_GIVEN INFORMATION:_

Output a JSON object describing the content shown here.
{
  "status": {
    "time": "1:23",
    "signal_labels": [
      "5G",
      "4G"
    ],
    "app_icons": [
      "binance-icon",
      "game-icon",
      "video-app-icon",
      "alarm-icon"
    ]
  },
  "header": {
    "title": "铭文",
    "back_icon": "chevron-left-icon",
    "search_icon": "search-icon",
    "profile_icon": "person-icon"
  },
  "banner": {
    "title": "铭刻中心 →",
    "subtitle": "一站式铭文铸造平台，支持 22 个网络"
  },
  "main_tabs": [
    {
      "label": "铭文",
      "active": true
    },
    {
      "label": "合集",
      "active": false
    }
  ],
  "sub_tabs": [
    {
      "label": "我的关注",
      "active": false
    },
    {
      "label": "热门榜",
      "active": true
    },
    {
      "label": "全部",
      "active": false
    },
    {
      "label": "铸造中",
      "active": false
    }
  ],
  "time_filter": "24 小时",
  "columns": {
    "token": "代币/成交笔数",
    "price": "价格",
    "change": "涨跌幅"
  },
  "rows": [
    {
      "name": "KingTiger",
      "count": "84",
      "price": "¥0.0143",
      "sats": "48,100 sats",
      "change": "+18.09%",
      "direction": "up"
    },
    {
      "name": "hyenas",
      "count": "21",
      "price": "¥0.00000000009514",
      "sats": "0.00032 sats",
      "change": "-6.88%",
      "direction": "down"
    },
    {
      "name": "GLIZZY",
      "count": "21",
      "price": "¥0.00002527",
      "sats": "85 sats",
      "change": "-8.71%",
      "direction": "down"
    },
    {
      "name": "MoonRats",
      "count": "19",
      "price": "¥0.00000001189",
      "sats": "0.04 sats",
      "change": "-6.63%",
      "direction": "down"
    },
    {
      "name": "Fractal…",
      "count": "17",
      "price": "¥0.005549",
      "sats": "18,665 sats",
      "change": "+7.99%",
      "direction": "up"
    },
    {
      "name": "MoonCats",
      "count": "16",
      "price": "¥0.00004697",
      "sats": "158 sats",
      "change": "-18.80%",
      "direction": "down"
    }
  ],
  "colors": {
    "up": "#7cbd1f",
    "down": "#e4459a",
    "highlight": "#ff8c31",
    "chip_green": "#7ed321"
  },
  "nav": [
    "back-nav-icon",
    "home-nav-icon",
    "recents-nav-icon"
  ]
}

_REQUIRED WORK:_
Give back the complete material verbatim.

_THE ANSWER:_
Output a JSON object describing the content shown here.
{
  "status": {
    "time": "1:23",
    "signal_labels": [
      "5G",
      "4G"
    ],
    "app_icons": [
      "binance-icon",
      "game-icon",
      "video-app-icon",
      "alarm-icon"
    ]
  },
  "header": {
    "title": "铭文",
    "back_icon": "chevron-left-icon",
    "search_icon": "search-icon",
    "profile_icon": "person-icon"
  },
  "banner": {
    "title": "铭刻中心 →",
    "subtitle": "一站式铭文铸造平台，支持 22 个网络"
  },
  "main_tabs": [
    {
      "label": "铭文",
      "active": true
    },
    {
      "label": "合集",
      "active": false
    }
  ],
  "sub_tabs": [
    {
      "label": "我的关注",
      "active": false
    },
    {
      "label": "热门榜",
      "active": true
    },
    {
      "label": "全部",
      "active": false
    },
    {
      "label": "铸造中",
      "active": false
    }
  ],
  "time_filter": "24 小时",
  "columns": {
    "token": "代币/成交笔数",
    "price": "价格",
    "change": "涨跌幅"
  },
  "rows": [
    {
      "name": "KingTiger",
      "count": "84",
      "price": "¥0.0143",
      "sats": "48,100 sats",
      "change": "+18.09%",
      "direction": "up"
    },
    {
      "name": "hyenas",
      "count": "21",
      "price": "¥0.00000000009514",
      "sats": "0.00032 sats",
      "change": "-6.88%",
      "direction": "down"
    },
    {
      "name": "GLIZZY",
      "count": "21",
      "price": "¥0.00002527",
      "sats": "85 sats",
      "change": "-8.71%",
      "direction": "down"
    },
    {
      "name": "MoonRats",
      "count": "19",
      "price": "¥0.00000001189",
      "sats": "0.04 sats",
      "change": "-6.63%",
      "direction": "down"
    },
    {
      "name": "Fractal…",
      "count": "17",
      "price": "¥0.005549",
      "sats": "18,665 sats",
      "change": "+7.99%",
      "direction": "up"
    },
    {
      "name": "MoonCats",
      "count": "16",
      "price": "¥0.00004697",
      "sats": "158 sats",
      "change": "-18.80%",
      "direction": "down"
    }
  ],
  "colors": {
    "up": "#7cbd1f",
    "down": "#e4459a",
    "highlight": "#ff8c31",
    "chip_green": "#7ed321"
  },
  "nav": [
    "back-nav-icon",
    "home-nav-icon",
    "recents-nav-icon"
  ]
}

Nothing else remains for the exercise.